Jordan’s Ministry of Health (MoH), in collaboration with GHD/EMPHNET, is establishing the harmonized Reproductive Health Registry (hRHR)—a global initiative to improve maternal and child health. Adapted to the local context, Jordan’s hRHR aims to improve maternal and child health through enhancing data quality and data collection techniques.
In Amman, Jordan, between August 6 and 14, 2018, GHD/EMPHNET conducted three workshops for the purposes of establishing the hRHR in Jordan. The workshops were conducted on several focus areas. These areas highlighted systems for collection and data quality of RMNCAH (reproductive, maternal neonatal, child, and adolescent health) services; issues related to information technology and currently used information systems; and the legal framework, including laws, legislation, policies, procedures. Focus was also given to ethical and gender considerations and a separate discussion session with qualitative open-ended questions was dedicated to a gender framework for RMNCAH.
Participants in these workshops were from different sectors providing reproductive health services. These included Central, MoH, hospitals, healthcare clinics, ICT specialists, legal specialists, and participants representing academic and research institutions, security department, Field Epidemiology Training Program (FETP) residents, and PhD students from the University of Jordan.
Each workshop was divided into two parts and was conducted using different methodological approaches. The first part focused on structured questions concerning content relevant to the focus areas mentioned above. Most questions allowed participants to interact with each other to discuss the situation further and to provide comments.
The second part of each workshop covered the SWOT analysis, which is a qualitative approach for documenting strengths, weaknesses, threats, and opportunities of the existing system. Information obtained through this exercise will effectively serve the development of a strategic plan of action for the implementation of the hRHR in Mafraq. It will serve to generate evidence for further expansion.
Furthermore, participants also sat through a session on situational analysis. The process of conducting the situation analysis in Mafraq areas was guided by using the situation analysis questionnaire which helped identify technical needs and contextual factors that could potentially affect the establishment of an electronic registry for maternal and child health.

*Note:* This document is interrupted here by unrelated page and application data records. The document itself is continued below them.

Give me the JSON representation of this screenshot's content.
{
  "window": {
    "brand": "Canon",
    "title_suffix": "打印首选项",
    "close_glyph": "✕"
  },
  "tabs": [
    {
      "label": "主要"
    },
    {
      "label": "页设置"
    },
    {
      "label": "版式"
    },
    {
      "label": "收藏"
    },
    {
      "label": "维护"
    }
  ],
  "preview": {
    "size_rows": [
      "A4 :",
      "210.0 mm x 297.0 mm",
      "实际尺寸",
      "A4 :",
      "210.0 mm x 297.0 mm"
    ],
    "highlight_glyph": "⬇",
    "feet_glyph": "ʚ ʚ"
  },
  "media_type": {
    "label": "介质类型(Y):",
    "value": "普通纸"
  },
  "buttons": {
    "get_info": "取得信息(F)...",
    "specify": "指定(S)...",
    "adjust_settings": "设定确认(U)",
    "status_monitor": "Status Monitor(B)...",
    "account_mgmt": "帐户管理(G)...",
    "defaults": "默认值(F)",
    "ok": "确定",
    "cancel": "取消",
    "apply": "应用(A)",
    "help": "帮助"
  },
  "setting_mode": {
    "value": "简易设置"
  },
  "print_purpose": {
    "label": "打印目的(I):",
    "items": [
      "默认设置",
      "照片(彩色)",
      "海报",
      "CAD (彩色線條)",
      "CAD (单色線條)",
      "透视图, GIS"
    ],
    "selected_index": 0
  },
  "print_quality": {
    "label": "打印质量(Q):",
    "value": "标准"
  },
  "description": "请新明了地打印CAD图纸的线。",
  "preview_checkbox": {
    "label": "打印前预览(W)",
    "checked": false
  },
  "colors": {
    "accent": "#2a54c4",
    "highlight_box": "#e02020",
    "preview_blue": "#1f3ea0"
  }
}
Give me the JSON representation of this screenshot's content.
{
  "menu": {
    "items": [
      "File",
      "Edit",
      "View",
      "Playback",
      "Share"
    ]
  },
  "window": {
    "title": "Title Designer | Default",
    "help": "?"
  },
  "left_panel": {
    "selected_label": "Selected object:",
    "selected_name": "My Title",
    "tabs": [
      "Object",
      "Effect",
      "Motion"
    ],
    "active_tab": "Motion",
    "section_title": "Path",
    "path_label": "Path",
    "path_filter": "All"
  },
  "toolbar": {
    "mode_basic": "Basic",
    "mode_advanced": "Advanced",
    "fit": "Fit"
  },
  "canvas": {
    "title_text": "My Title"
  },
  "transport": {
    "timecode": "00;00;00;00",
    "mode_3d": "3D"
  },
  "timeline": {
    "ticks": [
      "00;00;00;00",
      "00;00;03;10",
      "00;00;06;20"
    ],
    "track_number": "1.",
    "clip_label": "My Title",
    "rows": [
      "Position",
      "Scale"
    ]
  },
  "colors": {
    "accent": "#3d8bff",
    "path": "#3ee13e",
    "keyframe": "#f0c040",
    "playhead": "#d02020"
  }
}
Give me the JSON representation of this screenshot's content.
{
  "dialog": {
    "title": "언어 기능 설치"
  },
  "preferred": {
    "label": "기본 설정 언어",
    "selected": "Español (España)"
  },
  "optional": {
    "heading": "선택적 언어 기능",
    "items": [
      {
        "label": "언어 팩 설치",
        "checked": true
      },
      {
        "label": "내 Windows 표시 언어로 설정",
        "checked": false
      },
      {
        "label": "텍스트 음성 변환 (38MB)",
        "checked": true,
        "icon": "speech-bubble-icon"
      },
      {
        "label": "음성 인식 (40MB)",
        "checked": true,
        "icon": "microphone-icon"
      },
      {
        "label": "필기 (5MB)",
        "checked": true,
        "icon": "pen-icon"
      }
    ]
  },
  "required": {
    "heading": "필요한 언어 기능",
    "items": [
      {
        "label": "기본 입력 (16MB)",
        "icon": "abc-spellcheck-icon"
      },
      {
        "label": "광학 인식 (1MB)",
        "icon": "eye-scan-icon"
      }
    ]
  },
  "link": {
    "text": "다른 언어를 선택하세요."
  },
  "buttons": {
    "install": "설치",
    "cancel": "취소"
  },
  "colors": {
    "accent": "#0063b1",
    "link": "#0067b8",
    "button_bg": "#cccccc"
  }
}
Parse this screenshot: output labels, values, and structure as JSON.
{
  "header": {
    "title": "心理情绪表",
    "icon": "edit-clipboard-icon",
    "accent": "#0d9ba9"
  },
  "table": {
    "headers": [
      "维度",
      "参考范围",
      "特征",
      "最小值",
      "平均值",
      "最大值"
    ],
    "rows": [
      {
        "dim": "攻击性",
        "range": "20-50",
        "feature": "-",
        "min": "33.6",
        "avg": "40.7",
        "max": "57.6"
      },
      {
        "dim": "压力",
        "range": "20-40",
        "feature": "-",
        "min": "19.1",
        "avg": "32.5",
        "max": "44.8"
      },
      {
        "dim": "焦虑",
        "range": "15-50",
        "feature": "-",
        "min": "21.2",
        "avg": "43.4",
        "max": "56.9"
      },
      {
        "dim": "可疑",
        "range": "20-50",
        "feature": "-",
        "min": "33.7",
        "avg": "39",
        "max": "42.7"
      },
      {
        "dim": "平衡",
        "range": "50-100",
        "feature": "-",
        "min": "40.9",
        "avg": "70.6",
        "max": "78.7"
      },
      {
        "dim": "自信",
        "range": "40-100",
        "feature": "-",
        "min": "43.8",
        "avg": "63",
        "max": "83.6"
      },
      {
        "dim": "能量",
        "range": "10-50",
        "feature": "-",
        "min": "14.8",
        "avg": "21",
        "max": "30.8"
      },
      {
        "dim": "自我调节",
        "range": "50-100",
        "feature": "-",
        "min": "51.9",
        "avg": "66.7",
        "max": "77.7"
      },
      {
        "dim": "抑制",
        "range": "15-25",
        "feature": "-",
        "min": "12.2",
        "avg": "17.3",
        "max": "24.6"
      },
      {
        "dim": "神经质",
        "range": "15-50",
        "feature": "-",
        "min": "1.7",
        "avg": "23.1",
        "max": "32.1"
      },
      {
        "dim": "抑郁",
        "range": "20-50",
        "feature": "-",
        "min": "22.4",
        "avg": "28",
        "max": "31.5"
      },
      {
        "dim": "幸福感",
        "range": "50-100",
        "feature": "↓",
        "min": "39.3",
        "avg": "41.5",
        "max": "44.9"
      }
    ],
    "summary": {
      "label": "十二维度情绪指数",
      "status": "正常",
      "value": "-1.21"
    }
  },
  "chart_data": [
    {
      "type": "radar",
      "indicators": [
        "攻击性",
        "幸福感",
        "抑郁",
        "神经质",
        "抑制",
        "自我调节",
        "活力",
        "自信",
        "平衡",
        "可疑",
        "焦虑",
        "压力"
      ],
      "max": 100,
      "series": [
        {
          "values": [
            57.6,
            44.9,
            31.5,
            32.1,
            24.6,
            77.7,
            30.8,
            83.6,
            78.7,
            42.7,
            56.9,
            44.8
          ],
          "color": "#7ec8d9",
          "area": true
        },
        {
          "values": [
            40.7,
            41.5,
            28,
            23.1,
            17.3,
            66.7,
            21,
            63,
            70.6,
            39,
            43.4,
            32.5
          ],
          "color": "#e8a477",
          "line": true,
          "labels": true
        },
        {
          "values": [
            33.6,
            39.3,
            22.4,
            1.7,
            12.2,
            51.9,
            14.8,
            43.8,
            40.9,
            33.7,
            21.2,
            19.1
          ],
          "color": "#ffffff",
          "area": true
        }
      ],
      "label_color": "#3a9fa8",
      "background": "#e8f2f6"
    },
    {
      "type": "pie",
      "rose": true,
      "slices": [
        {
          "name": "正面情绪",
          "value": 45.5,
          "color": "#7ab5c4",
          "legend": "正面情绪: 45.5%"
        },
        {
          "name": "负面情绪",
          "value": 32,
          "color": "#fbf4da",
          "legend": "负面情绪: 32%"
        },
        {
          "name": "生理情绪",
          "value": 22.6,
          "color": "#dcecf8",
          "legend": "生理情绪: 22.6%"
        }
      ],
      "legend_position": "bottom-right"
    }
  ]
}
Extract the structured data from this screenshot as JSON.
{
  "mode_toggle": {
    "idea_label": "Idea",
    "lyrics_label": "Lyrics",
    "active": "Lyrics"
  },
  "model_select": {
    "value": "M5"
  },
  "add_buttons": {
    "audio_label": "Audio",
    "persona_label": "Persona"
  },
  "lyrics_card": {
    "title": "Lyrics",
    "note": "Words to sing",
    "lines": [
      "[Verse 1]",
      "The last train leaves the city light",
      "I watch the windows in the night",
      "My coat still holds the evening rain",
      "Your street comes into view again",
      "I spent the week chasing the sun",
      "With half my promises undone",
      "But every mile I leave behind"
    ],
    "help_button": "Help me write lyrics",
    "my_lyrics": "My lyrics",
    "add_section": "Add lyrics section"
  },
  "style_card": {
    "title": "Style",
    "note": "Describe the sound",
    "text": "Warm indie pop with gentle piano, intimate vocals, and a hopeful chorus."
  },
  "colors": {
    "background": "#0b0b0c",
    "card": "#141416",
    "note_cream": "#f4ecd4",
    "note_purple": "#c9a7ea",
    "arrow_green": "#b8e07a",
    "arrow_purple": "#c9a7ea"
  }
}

The Situational Analysis tool provided a framework that paved the way for investigators to gain insights on three domains related to operational functions of the electronic registry.